The staff at Tanzore seems tremendously concerned about whether you're enjoying your food. Too much so when a server asks each of us, every course, how we liked each dish. It's not just a general question addressed to the table, to which you can murmur fine and get back to your meal. It's incredibly intrusive and puts everyone on the spot. We want to ask him to cease and desist, but in the end, just don't have the heart to do it. And so we suffer through the meal.
He (and other waiters on other visits) is compelled to detail every single ingredient in each dish, including the garnish, some kind of special leaf (he even tells us what he thinks it tastes like). It's just too much information, often at the wrong time with a manager hovering in the background, watching carefully how the performance flies.
May I ask a favor? Just let us enjoy and experience the food on our own, and if we have a question, well, then, we'll ask.
Tanzore has made a substantial investment in the wine cellar, which features prominently in the design as a glassed-in wall of wine dividing the lounge from the dining room. Servers are eager and willing to help pick wines from the core list of 100 wines chosen to go with Indian food but are only parroting what they've been told. Of course, as with any wine list, it depends on what you're having, and since no two people at the table are usually eating the same thing, wine matches are a moot point. No one bottle is going to go well with everything.
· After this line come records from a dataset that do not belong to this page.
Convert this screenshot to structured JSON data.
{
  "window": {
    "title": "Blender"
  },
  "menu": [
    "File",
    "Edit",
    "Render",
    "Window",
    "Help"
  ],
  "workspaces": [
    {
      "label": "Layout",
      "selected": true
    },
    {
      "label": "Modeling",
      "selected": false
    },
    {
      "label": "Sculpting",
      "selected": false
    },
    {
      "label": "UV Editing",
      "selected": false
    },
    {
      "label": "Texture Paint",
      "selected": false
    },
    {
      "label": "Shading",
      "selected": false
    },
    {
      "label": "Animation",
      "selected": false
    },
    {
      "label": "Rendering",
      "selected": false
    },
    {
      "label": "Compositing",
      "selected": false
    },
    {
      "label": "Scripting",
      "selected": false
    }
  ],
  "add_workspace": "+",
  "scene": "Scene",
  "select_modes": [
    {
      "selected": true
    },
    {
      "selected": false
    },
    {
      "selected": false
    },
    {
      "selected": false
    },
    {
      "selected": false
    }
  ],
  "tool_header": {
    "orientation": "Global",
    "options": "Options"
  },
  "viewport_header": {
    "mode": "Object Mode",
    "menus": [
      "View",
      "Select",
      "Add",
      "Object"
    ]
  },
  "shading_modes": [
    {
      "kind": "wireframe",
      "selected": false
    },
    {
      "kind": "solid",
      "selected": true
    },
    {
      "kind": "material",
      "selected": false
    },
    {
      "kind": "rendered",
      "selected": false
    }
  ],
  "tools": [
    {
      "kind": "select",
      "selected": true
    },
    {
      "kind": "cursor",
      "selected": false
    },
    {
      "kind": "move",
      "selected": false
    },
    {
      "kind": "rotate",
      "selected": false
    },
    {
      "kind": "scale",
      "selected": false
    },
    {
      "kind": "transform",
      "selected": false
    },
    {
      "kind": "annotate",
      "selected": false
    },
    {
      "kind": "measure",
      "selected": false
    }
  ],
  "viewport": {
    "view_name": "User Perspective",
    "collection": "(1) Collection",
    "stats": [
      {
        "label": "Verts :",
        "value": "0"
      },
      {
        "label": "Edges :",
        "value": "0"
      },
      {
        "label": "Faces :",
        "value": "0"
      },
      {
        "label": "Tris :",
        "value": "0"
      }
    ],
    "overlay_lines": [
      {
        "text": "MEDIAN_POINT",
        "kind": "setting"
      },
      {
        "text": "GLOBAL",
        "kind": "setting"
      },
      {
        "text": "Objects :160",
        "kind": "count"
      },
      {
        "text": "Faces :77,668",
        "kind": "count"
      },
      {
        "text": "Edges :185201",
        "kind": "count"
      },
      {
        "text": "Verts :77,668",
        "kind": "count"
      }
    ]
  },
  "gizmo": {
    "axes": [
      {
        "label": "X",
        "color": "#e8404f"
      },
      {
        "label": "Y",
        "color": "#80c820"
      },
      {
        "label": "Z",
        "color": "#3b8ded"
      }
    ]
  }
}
That said, the list does offer an ample selection of Champagnes, including Dom Pérignon, Pol Roger and Deutz, plus a dozen sparkling wines, and a broad selection of whites and reds, a number of them less than $50. There's also a cellar list with older vintages of California wines and a handful of imported reds.